Dismiss
Announcing Stack Overflow Documentation

We started with Q&A. Technical documentation is next, and we need your help.

Whether you're a beginner or an experienced developer, you can contribute.

Sign up and start helping → Learn more about Documentation →

I try to use it , but I find It is very slow .

my code:

#!/usr/bin/expect -f
set hostname [lindex $argv 0]
spawn ssh "xxx\@$hostname"
expect "password: "
send "xxxxx\r"
expect "$ "
send "sudo su admin\r"
expect "assword:\n"
send "xxxxx\r"
expect "$ "
send "cat /tmp/id_rsa.pub >> /home/admin/.ssh/authorized_keys\r"
expect "$ "
send "exit\r"

Do you have any suggestion?

share|improve this question
3  
Which statement is very slow? what does ssh -v show when connecting? - where is it hanging? what does the ssh log show? – Oliver Matthews Dec 5 '13 at 8:17
    
Usually, when working with expect, "very slow" means things are not working as you would want them to, since you're having expect statements time out. – James Dec 6 '13 at 1:24

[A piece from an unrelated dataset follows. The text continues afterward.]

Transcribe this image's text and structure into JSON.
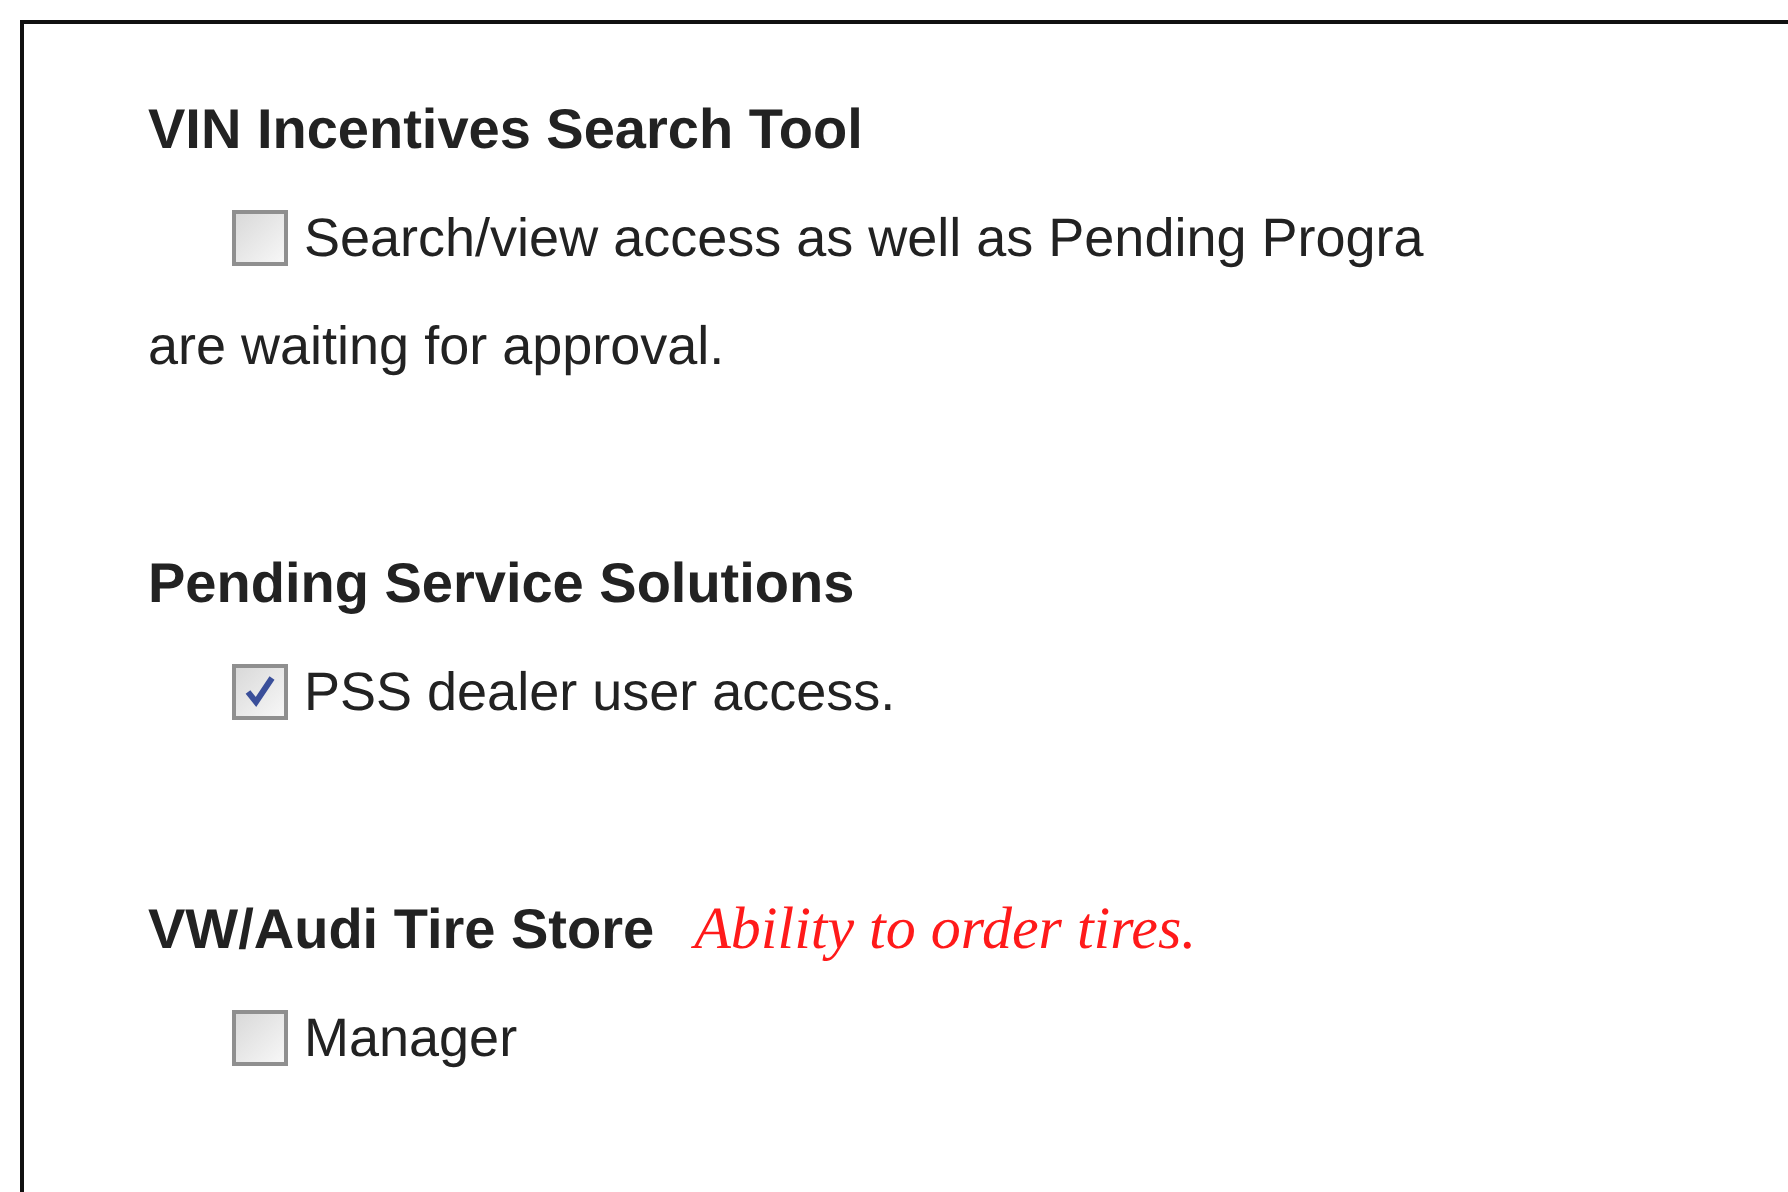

Add exp_internal 1 to the top of your script so you can watch what expect is doing.

I suspect this is wrong: expect "assword:\n" -- I bet the actual password prompt does not end with a newline. Try removing \n

share|improve this answer

Try

ssh -o GSSAPIAuthentication=no login@remoteipipaddress

if successful.. need to edit /etc/ssh/ssh_config and /etc/ssh/sshd_config and looking for GSSAPIAuthentication. Please change value to "no".

it's working for me.

share|improve this answer

Your Answer

 
discard

By posting your answer, you agree to the privacy policy and terms of service.

Not the answer you're looking for? Browse other questions tagged or ask your own question.